By Jim Schutze
By Rachel Watts
By Lauren Drewes Daniels
By Anna Merlan
By Lee Escobedo
"If we choose not to go to a strong mayor, another option might be simply more clearly delineating lines of responsibility, authority and accountability to make it clear who's in the driver's seat."
Mmm. I don't think so. Here's what the editorial said: "This isn't a paean for converting to a strong-mayor system of government. Phoenix, a city larger than Dallas, and San Jose prove that a strong-manager form of government can indeed work if roles and responsibilities are clearly spelled out, and the right people are in place."
Sorry. That's takin' a dive, a header into the canvas, a half-gainer into the tank. And I smell an internal difference of opinion. I think the Booz people and the News staff were all lined up in the same direction, pointing to the need to ditch the city manager system. But this little project, after all, didn't come from them. It didn't belong to them.

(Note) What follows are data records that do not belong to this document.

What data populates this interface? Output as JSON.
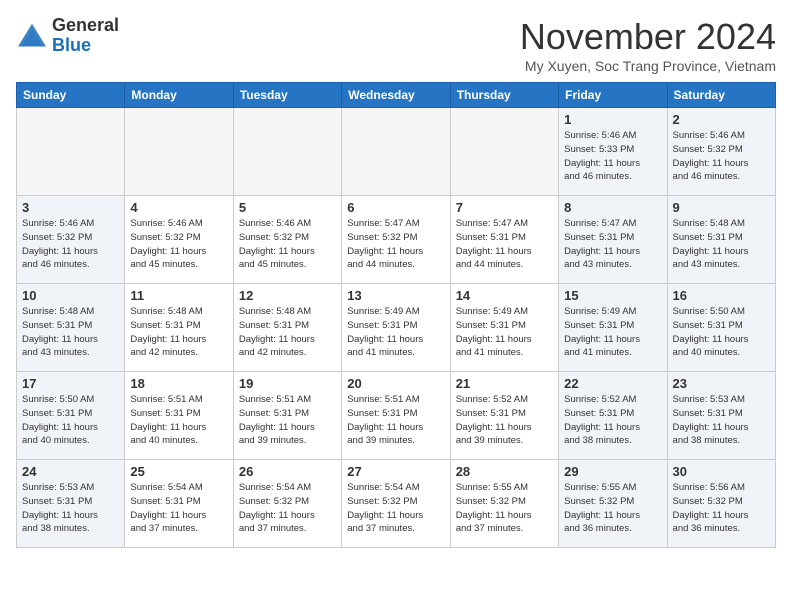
{
  "header": {
    "logo_general": "General",
    "logo_blue": "Blue",
    "month_title": "November 2024",
    "subtitle": "My Xuyen, Soc Trang Province, Vietnam"
  },
  "days_of_week": [
    "Sunday",
    "Monday",
    "Tuesday",
    "Wednesday",
    "Thursday",
    "Friday",
    "Saturday"
  ],
  "weeks": [
    [
      {
        "day": "",
        "info": "",
        "empty": true
      },
      {
        "day": "",
        "info": "",
        "empty": true
      },
      {
        "day": "",
        "info": "",
        "empty": true
      },
      {
        "day": "",
        "info": "",
        "empty": true
      },
      {
        "day": "",
        "info": "",
        "empty": true
      },
      {
        "day": "1",
        "info": "Sunrise: 5:46 AM\nSunset: 5:33 PM\nDaylight: 11 hours\nand 46 minutes.",
        "weekend": true
      },
      {
        "day": "2",
        "info": "Sunrise: 5:46 AM\nSunset: 5:32 PM\nDaylight: 11 hours\nand 46 minutes.",
        "weekend": true
      }
    ],
    [
      {
        "day": "3",
        "info": "Sunrise: 5:46 AM\nSunset: 5:32 PM\nDaylight: 11 hours\nand 46 minutes.",
        "weekend": true
      },
      {
        "day": "4",
        "info": "Sunrise: 5:46 AM\nSunset: 5:32 PM\nDaylight: 11 hours\nand 45 minutes."
      },
      {
        "day": "5",
        "info": "Sunrise: 5:46 AM\nSunset: 5:32 PM\nDaylight: 11 hours\nand 45 minutes."
      },
      {
        "day": "6",
        "info": "Sunrise: 5:47 AM\nSunset: 5:32 PM\nDaylight: 11 hours\nand 44 minutes."
      },
      {
        "day": "7",
        "info": "Sunrise: 5:47 AM\nSunset: 5:31 PM\nDaylight: 11 hours\nand 44 minutes."
      },
      {
        "day": "8",
        "info": "Sunrise: 5:47 AM\nSunset: 5:31 PM\nDaylight: 11 hours\nand 43 minutes.",
        "weekend": true
      },
      {
        "day": "9",
        "info": "Sunrise: 5:48 AM\nSunset: 5:31 PM\nDaylight: 11 hours\nand 43 minutes.",
        "weekend": true
      }
    ],
    [
      {
        "day": "10",
        "info": "Sunrise: 5:48 AM\nSunset: 5:31 PM\nDaylight: 11 hours\nand 43 minutes.",
        "weekend": true
      },
      {
        "day": "11",
        "info": "Sunrise: 5:48 AM\nSunset: 5:31 PM\nDaylight: 11 hours\nand 42 minutes."
      },
      {
        "day": "12",
        "info": "Sunrise: 5:48 AM\nSunset: 5:31 PM\nDaylight: 11 hours\nand 42 minutes."
      },
      {
        "day": "13",
        "info": "Sunrise: 5:49 AM\nSunset: 5:31 PM\nDaylight: 11 hours\nand 41 minutes."
      },
      {
        "day": "14",
        "info": "Sunrise: 5:49 AM\nSunset: 5:31 PM\nDaylight: 11 hours\nand 41 minutes."
      },
      {
        "day": "15",
        "info": "Sunrise: 5:49 AM\nSunset: 5:31 PM\nDaylight: 11 hours\nand 41 minutes.",
        "weekend": true
      },
      {
        "day": "16",
        "info": "Sunrise: 5:50 AM\nSunset: 5:31 PM\nDaylight: 11 hours\nand 40 minutes.",
        "weekend": true
      }
    ],
    [
      {
        "day": "17",
        "info": "Sunrise: 5:50 AM\nSunset: 5:31 PM\nDaylight: 11 hours\nand 40 minutes.",
        "weekend": true
      },
      {
        "day": "18",
        "info": "Sunrise: 5:51 AM\nSunset: 5:31 PM\nDaylight: 11 hours\nand 40 minutes."
      },
      {
        "day": "19",
        "info": "Sunrise: 5:51 AM\nSunset: 5:31 PM\nDaylight: 11 hours\nand 39 minutes."
      },
      {
        "day": "20",
        "info": "Sunrise: 5:51 AM\nSunset: 5:31 PM\nDaylight: 11 hours\nand 39 minutes."
      },
      {
        "day": "21",
        "info": "Sunrise: 5:52 AM\nSunset: 5:31 PM\nDaylight: 11 hours\nand 39 minutes."
      },
      {
        "day": "22",
        "info": "Sunrise: 5:52 AM\nSunset: 5:31 PM\nDaylight: 11 hours\nand 38 minutes.",
        "weekend": true
      },
      {
        "day": "23",
        "info": "Sunrise: 5:53 AM\nSunset: 5:31 PM\nDaylight: 11 hours\nand 38 minutes.",
        "weekend": true
      }
    ],
    [
      {
        "day": "24",
        "info": "Sunrise: 5:53 AM\nSunset: 5:31 PM\nDaylight: 11 hours\nand 38 minutes.",
        "weekend": true
      },
      {
        "day": "25",
        "info": "Sunrise: 5:54 AM\nSunset: 5:31 PM\nDaylight: 11 hours\nand 37 minutes."
      },
      {
        "day": "26",
        "info": "Sunrise: 5:54 AM\nSunset: 5:32 PM\nDaylight: 11 hours\nand 37 minutes."
      },
      {
        "day": "27",
        "info": "Sunrise: 5:54 AM\nSunset: 5:32 PM\nDaylight: 11 hours\nand 37 minutes."
      },
      {
        "day": "28",
        "info": "Sunrise: 5:55 AM\nSunset: 5:32 PM\nDaylight: 11 hours\nand 37 minutes."
      },
      {
        "day": "29",
        "info": "Sunrise: 5:55 AM\nSunset: 5:32 PM\nDaylight: 11 hours\nand 36 minutes.",
        "weekend": true
      },
      {
        "day": "30",
        "info": "Sunrise: 5:56 AM\nSunset: 5:32 PM\nDaylight: 11 hours\nand 36 minutes.",
        "weekend": true
      }
    ]
  ]
}
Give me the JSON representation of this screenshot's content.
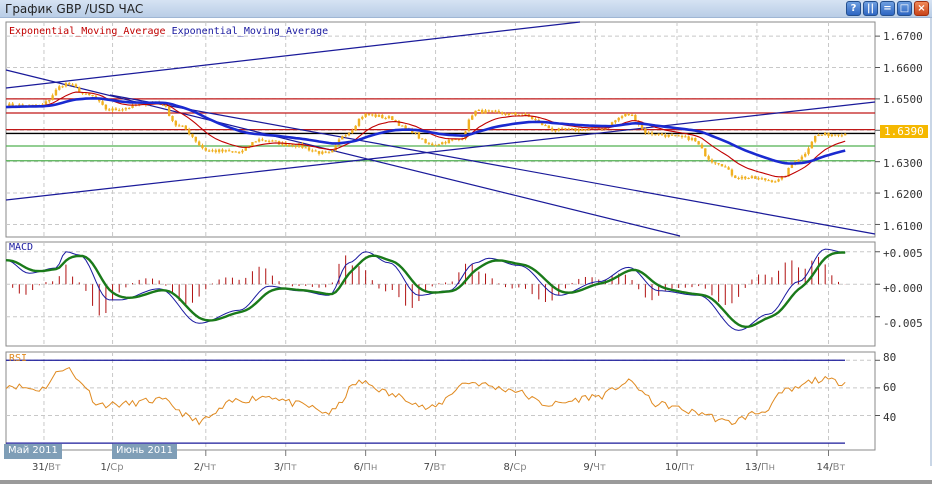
{
  "window": {
    "title": "График GBP /USD  ЧАС",
    "buttons": [
      "?",
      "||",
      "=",
      "□",
      "×"
    ]
  },
  "legend": {
    "ema1": "Exponential_Moving_Average",
    "ema2": "Exponential_Moving_Average"
  },
  "colors": {
    "price": "#f0b020",
    "ema_fast": "#c00000",
    "ema_slow": "#1a2ad0",
    "macd": "#1a1aa0",
    "signal": "#1a7a1a",
    "hist": "#b01010",
    "rsi": "#e08a20",
    "trend": "#1a1a9a",
    "grid": "#c8c8c8"
  },
  "main_axis": {
    "labels": [
      "1.6700",
      "1.6600",
      "1.6500",
      "1.6300",
      "1.6200",
      "1.6100"
    ],
    "values": [
      1.67,
      1.66,
      1.65,
      1.63,
      1.62,
      1.61
    ],
    "current": "1.6390",
    "current_value": 1.639
  },
  "levels": {
    "red": [
      1.65,
      1.6455,
      1.6402
    ],
    "black": [
      1.639
    ],
    "green": [
      1.635,
      1.6303
    ]
  },
  "macd_panel": {
    "title": "MACD",
    "labels": [
      "+0.005",
      "+0.000",
      "-0.005"
    ],
    "values": [
      0.005,
      0,
      -0.005
    ]
  },
  "rsi_panel": {
    "title": "RSI",
    "labels": [
      "80",
      "60",
      "40"
    ],
    "values": [
      80,
      60,
      40
    ],
    "bands": [
      80,
      20
    ]
  },
  "dates": [
    {
      "day": "31",
      "wd": "Вт",
      "h": 11.4
    },
    {
      "day": "1",
      "wd": "Ср",
      "h": 32
    },
    {
      "day": "2",
      "wd": "Чт",
      "h": 60
    },
    {
      "day": "3",
      "wd": "Пт",
      "h": 84
    },
    {
      "day": "6",
      "wd": "Пн",
      "h": 108
    },
    {
      "day": "7",
      "wd": "Вт",
      "h": 129
    },
    {
      "day": "8",
      "wd": "Ср",
      "h": 153
    },
    {
      "day": "9",
      "wd": "Чт",
      "h": 177
    },
    {
      "day": "10",
      "wd": "Пт",
      "h": 201.5
    },
    {
      "day": "13",
      "wd": "Пн",
      "h": 225.5
    },
    {
      "day": "14",
      "wd": "Вт",
      "h": 247
    }
  ],
  "months": [
    "Май 2011",
    "Июнь 2011"
  ],
  "chart_data": {
    "type": "line",
    "title": "GBP/USD hourly",
    "x_unit": "hour index",
    "price_knots": [
      [
        0,
        1.648
      ],
      [
        10,
        1.6478
      ],
      [
        18,
        1.6548
      ],
      [
        25,
        1.651
      ],
      [
        31,
        1.6465
      ],
      [
        46,
        1.649
      ],
      [
        52,
        1.6412
      ],
      [
        61,
        1.6335
      ],
      [
        70,
        1.633
      ],
      [
        76,
        1.637
      ],
      [
        85,
        1.6355
      ],
      [
        97,
        1.6325
      ],
      [
        102,
        1.639
      ],
      [
        108,
        1.645
      ],
      [
        115,
        1.644
      ],
      [
        121,
        1.64
      ],
      [
        127,
        1.6355
      ],
      [
        136,
        1.637
      ],
      [
        141,
        1.646
      ],
      [
        154,
        1.645
      ],
      [
        166,
        1.64
      ],
      [
        178,
        1.6405
      ],
      [
        187,
        1.645
      ],
      [
        193,
        1.639
      ],
      [
        205,
        1.6375
      ],
      [
        213,
        1.63
      ],
      [
        220,
        1.625
      ],
      [
        232,
        1.624
      ],
      [
        238,
        1.631
      ],
      [
        244,
        1.6385
      ],
      [
        252,
        1.639
      ]
    ],
    "macd_knots": [
      [
        0,
        0.0037
      ],
      [
        7,
        0.0017
      ],
      [
        15,
        0.0025
      ],
      [
        18,
        0.005
      ],
      [
        22,
        0.0045
      ],
      [
        31,
        -0.0024
      ],
      [
        34,
        -0.0024
      ],
      [
        46,
        -0.0007
      ],
      [
        58,
        -0.006
      ],
      [
        70,
        -0.004
      ],
      [
        79,
        -0.0003
      ],
      [
        88,
        -0.001
      ],
      [
        97,
        -0.0017
      ],
      [
        103,
        0.0033
      ],
      [
        108,
        0.005
      ],
      [
        115,
        0.0033
      ],
      [
        124,
        -0.0017
      ],
      [
        133,
        -0.001
      ],
      [
        141,
        0.0033
      ],
      [
        145,
        0.004
      ],
      [
        154,
        0.0029
      ],
      [
        166,
        -0.0017
      ],
      [
        178,
        0.0004
      ],
      [
        187,
        0.0026
      ],
      [
        196,
        -0.001
      ],
      [
        208,
        -0.0017
      ],
      [
        220,
        -0.0071
      ],
      [
        229,
        -0.0046
      ],
      [
        238,
        0.0004
      ],
      [
        246,
        0.0054
      ],
      [
        252,
        0.0049
      ]
    ],
    "rsi_knots": [
      [
        0,
        62
      ],
      [
        10,
        59
      ],
      [
        18,
        75
      ],
      [
        22,
        65
      ],
      [
        28,
        48
      ],
      [
        34,
        48
      ],
      [
        46,
        51
      ],
      [
        58,
        36
      ],
      [
        70,
        51
      ],
      [
        79,
        54
      ],
      [
        88,
        48
      ],
      [
        97,
        42
      ],
      [
        106,
        64
      ],
      [
        118,
        54
      ],
      [
        127,
        45
      ],
      [
        139,
        64
      ],
      [
        151,
        59
      ],
      [
        163,
        48
      ],
      [
        178,
        54
      ],
      [
        187,
        64
      ],
      [
        196,
        48
      ],
      [
        208,
        42
      ],
      [
        217,
        35
      ],
      [
        226,
        42
      ],
      [
        235,
        58
      ],
      [
        244,
        66
      ],
      [
        252,
        64
      ]
    ],
    "ylim_price": [
      1.606,
      1.6745
    ],
    "ylim_macd": [
      -0.0095,
      0.0065
    ],
    "ylim_rsi": [
      15,
      86
    ]
  }
}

According to people who would know, the special section was ordered up by someone close to the very top command of the Belo corporate structure. And believe me, the black box at the top of that org chart doesn't say "Citizen Satisfaction." It says "Robert Decherd, chairman, president and CEO of the Belo Corporation."
And now we finally begin to see a timeline that makes a little bit of sense in answer to the question "Why this, why now?"
Decherd is one of a small handful of people who have been pushing for the creation of a "limited government corporation" to run downtown. (See "Grab for Privates," by Jim Schutze, February 12.) They keep saying it would be like the ones used successfully in Houston, but it would not be. In Houston, LGCs are used to carry out specific limited projects. What Decherd and others are pushing for here is a broad hand-off of planning, zoning and bond-selling authority to a semi-private entity, which would then decide what to do with downtown. This scheme is nearing the tipping point when its backers will want to have a coming-out party for it.
Decherd, as we know, has an intense interest in developing a series of parks downtown, especially in the debilitated corner of downtown where most of the Belo landholdings are. I don't know why the head of a $1.46 billion national corporation with 6,700 employees is so obsessed with garden plots around his own castle. I keep thinking of the Sun King and Versailles. A better man than I might simply see a very civic-minded business leader concerned for the fate of his hometown. But there you have it.
I didn't dream this up, by the way. This was suggested to me by people who are a hell of a lot tighter into the game than I am. In this construction of things, the News' special section becomes a loaded gun, pointed at City Hall but unfired. The obvious inference is that City Hall is as messed up as a junk pile. It's driving business away from the city. But there's no real way to fix it. Therefore, the best thing is to turn everything over to Mr. Decherd's private corporation. (I left a detailed voice message for Decherd last Friday requesting comment; I hadn't heard back by press time.)
Some of this you can't argue with. City Hall is as messed up as a junk pile. It is driving business away. But there are ways to fix it. Simple ways. Ditch or fix the stupid city manager system. The problem with this LGC idea is the same problem we're facing in Iraq right now. Everything in public life, from local politics to international diplomacy, comes down to three issues: legitimacy, legitimacy and legitimacy.
A bunch of rich guys in suits operating behind closed doors is not legitimacy. That's so yesterday. It's the Dallas Citizens Council risen from the grave.
The solution is not to insulate City Hall even more from the voters. Insulation is the damn problem! We need to hot-wire City Hall to the voters, not unhook it. The Citizens Council concept--the old Dallas dream of a few wise men downtown--is what brought down the Soviet Union. The men are never wise enough. The people, in their collective, messy, loud, undignified democratic wisdom, know what to do: Fix the basics, make it a better community. Meanwhile the few wise men--and the mayor--think the answer is building a thong bridge over the Trinity River.
Decherd was interviewed in his own special section, which was plenty weird. Talking about the loss of commercial tax base and resulting pressure on homeowners, Decherd said, "There should be a homeowners' revolt in this city. They're getting killed."
That could happen. But you know, revolts are messy and don't always go so well for Sun Kings. Ouch!